* **What needs to be done**
From the first line to the last, write out the material verbatim.

::: Recorded data :::

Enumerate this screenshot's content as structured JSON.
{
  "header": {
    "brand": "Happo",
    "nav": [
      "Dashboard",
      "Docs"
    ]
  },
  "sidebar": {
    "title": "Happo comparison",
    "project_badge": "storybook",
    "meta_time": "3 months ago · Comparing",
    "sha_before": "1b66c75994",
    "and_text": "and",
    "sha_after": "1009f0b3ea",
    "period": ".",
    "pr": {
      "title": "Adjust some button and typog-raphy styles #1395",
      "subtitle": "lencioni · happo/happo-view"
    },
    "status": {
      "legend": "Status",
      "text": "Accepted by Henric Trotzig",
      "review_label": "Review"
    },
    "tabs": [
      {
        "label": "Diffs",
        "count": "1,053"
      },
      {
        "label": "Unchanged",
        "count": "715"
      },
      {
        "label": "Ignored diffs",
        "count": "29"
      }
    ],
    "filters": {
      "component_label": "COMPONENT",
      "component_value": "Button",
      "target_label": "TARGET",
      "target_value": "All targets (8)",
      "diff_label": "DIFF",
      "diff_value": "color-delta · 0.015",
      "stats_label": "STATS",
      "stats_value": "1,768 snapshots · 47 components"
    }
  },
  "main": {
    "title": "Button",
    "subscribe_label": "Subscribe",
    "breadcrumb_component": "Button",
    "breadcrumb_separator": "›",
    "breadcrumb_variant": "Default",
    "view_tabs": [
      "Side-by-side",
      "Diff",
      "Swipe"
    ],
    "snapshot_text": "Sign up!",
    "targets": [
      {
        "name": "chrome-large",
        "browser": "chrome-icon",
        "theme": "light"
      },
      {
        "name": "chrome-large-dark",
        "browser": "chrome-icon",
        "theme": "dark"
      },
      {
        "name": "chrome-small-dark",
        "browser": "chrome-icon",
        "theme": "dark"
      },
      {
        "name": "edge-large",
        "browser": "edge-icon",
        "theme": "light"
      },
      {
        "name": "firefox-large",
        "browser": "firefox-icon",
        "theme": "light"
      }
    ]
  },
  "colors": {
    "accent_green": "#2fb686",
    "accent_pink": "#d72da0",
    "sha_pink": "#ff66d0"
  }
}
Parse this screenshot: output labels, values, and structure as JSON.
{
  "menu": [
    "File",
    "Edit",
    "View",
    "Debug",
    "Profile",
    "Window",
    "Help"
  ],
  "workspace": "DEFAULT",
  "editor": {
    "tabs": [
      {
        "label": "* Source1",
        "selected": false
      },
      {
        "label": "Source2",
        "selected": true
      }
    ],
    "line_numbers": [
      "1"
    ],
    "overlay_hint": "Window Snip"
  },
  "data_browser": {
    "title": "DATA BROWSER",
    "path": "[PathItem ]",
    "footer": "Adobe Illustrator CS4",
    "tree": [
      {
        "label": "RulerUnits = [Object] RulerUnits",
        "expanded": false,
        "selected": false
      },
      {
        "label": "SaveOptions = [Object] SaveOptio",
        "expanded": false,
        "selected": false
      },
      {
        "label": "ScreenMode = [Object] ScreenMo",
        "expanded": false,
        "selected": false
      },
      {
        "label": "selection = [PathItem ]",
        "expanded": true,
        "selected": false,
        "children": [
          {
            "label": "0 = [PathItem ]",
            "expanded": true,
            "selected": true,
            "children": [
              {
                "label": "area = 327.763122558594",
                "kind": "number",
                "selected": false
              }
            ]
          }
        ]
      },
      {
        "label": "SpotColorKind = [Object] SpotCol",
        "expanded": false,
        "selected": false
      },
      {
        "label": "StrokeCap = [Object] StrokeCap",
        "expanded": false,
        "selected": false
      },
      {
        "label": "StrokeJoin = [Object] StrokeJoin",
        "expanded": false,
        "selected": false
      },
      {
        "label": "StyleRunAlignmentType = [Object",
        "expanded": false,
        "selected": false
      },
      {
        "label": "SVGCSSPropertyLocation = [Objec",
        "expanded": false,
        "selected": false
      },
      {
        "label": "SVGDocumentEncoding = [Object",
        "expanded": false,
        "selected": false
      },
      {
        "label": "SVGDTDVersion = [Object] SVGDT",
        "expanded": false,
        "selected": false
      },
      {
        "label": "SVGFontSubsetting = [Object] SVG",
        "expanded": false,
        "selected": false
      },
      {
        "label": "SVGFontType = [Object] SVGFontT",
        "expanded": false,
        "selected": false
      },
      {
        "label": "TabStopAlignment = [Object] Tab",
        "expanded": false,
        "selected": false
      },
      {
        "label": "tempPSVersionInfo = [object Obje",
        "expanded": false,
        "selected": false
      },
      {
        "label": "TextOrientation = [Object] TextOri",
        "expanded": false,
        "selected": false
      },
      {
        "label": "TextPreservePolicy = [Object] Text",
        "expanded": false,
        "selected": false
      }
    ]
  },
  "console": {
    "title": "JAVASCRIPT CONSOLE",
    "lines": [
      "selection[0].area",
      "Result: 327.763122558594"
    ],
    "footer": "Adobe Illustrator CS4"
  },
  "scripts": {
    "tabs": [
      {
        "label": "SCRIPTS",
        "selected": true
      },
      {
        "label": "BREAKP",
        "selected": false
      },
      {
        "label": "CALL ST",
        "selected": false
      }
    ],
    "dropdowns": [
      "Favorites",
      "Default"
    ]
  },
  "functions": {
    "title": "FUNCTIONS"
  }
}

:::

* **Problem solution**
Enumerate this screenshot's content as structured JSON.
{
  "header": {
    "brand": "Happo",
    "nav": [
      "Dashboard",
      "Docs"
    ]
  },
  "sidebar": {
    "title": "Happo comparison",
    "project_badge": "storybook",
    "meta_time": "3 months ago · Comparing",
    "sha_before": "1b66c75994",
    "and_text": "and",
    "sha_after": "1009f0b3ea",
    "period": ".",
    "pr": {
      "title": "Adjust some button and typog-raphy styles #1395",
      "subtitle": "lencioni · happo/happo-view"
    },
    "status": {
      "legend": "Status",
      "text": "Accepted by Henric Trotzig",
      "review_label": "Review"
    },
    "tabs": [
      {
        "label": "Diffs",
        "count": "1,053"
      },
      {
        "label": "Unchanged",
        "count": "715"
      },
      {
        "label": "Ignored diffs",
        "count": "29"
      }
    ],
    "filters": {
      "component_label": "COMPONENT",
      "component_value": "Button",
      "target_label": "TARGET",
      "target_value": "All targets (8)",
      "diff_label": "DIFF",
      "diff_value": "color-delta · 0.015",
      "stats_label": "STATS",
      "stats_value": "1,768 snapshots · 47 components"
    }
  },
  "main": {
    "title": "Button",
    "subscribe_label": "Subscribe",
    "breadcrumb_component": "Button",
    "breadcrumb_separator": "›",
    "breadcrumb_variant": "Default",
    "view_tabs": [
      "Side-by-side",
      "Diff",
      "Swipe"
    ],
    "snapshot_text": "Sign up!",
    "targets": [
      {
        "name": "chrome-large",
        "browser": "chrome-icon",
        "theme": "light"
      },
      {
        "name": "chrome-large-dark",
        "browser": "chrome-icon",
        "theme": "dark"
      },
      {
        "name": "chrome-small-dark",
        "browser": "chrome-icon",
        "theme": "dark"
      },
      {
        "name": "edge-large",
        "browser": "edge-icon",
        "theme": "light"
      },
      {
        "name": "firefox-large",
        "browser": "firefox-icon",
        "theme": "light"
      }
    ]
  },
  "colors": {
    "accent_green": "#2fb686",
    "accent_pink": "#d72da0",
    "sha_pink": "#ff66d0"
  }
}
Parse this screenshot: output labels, values, and structure as JSON.
{
  "menu": [
    "File",
    "Edit",
    "View",
    "Debug",
    "Profile",
    "Window",
    "Help"
  ],
  "workspace": "DEFAULT",
  "editor": {
    "tabs": [
      {
        "label": "* Source1",
        "selected": false
      },
      {
        "label": "Source2",
        "selected": true
      }
    ],
    "line_numbers": [
      "1"
    ],
    "overlay_hint": "Window Snip"
  },
  "data_browser": {
    "title": "DATA BROWSER",
    "path": "[PathItem ]",
    "footer": "Adobe Illustrator CS4",
    "tree": [
      {
        "label": "RulerUnits = [Object] RulerUnits",
        "expanded": false,
        "selected": false
      },
      {
        "label": "SaveOptions = [Object] SaveOptio",
        "expanded": false,
        "selected": false
      },
      {
        "label": "ScreenMode = [Object] ScreenMo",
        "expanded": false,
        "selected": false
      },
      {
        "label": "selection = [PathItem ]",
        "expanded": true,
        "selected": false,
        "children": [
          {
            "label": "0 = [PathItem ]",
            "expanded": true,
            "selected": true,
            "children": [
              {
                "label": "area = 327.763122558594",
                "kind": "number",
                "selected": false
              }
            ]
          }
        ]
      },
      {
        "label": "SpotColorKind = [Object] SpotCol",
        "expanded": false,
        "selected": false
      },
      {
        "label": "StrokeCap = [Object] StrokeCap",
        "expanded": false,
        "selected": false
      },
      {
        "label": "StrokeJoin = [Object] StrokeJoin",
        "expanded": false,
        "selected": false
      },
      {
        "label": "StyleRunAlignmentType = [Object",
        "expanded": false,
        "selected": false
      },
      {
        "label": "SVGCSSPropertyLocation = [Objec",
        "expanded": false,
        "selected": false
      },
      {
        "label": "SVGDocumentEncoding = [Object",
        "expanded": false,
        "selected": false
      },
      {
        "label": "SVGDTDVersion = [Object] SVGDT",
        "expanded": false,
        "selected": false
      },
      {
        "label": "SVGFontSubsetting = [Object] SVG",
        "expanded": false,
        "selected": false
      },
      {
        "label": "SVGFontType = [Object] SVGFontT",
        "expanded": false,
        "selected": false
      },
      {
        "label": "TabStopAlignment = [Object] Tab",
        "expanded": false,
        "selected": false
      },
      {
        "label": "tempPSVersionInfo = [object Obje",
        "expanded": false,
        "selected": false
      },
      {
        "label": "TextOrientation = [Object] TextOri",
        "expanded": false,
        "selected": false
      },
      {
        "label": "TextPreservePolicy = [Object] Text",
        "expanded": false,
        "selected": false
      }
    ]
  },
  "console": {
    "title": "JAVASCRIPT CONSOLE",
    "lines": [
      "selection[0].area",
      "Result: 327.763122558594"
    ],
    "footer": "Adobe Illustrator CS4"
  },
  "scripts": {
    "tabs": [
      {
        "label": "SCRIPTS",
        "selected": true
      },
      {
        "label": "BREAKP",
        "selected": false
      },
      {
        "label": "CALL ST",
        "selected": false
      }
    ],
    "dropdowns": [
      "Favorites",
      "Default"
    ]
  },
  "functions": {
    "title": "FUNCTIONS"
  }
}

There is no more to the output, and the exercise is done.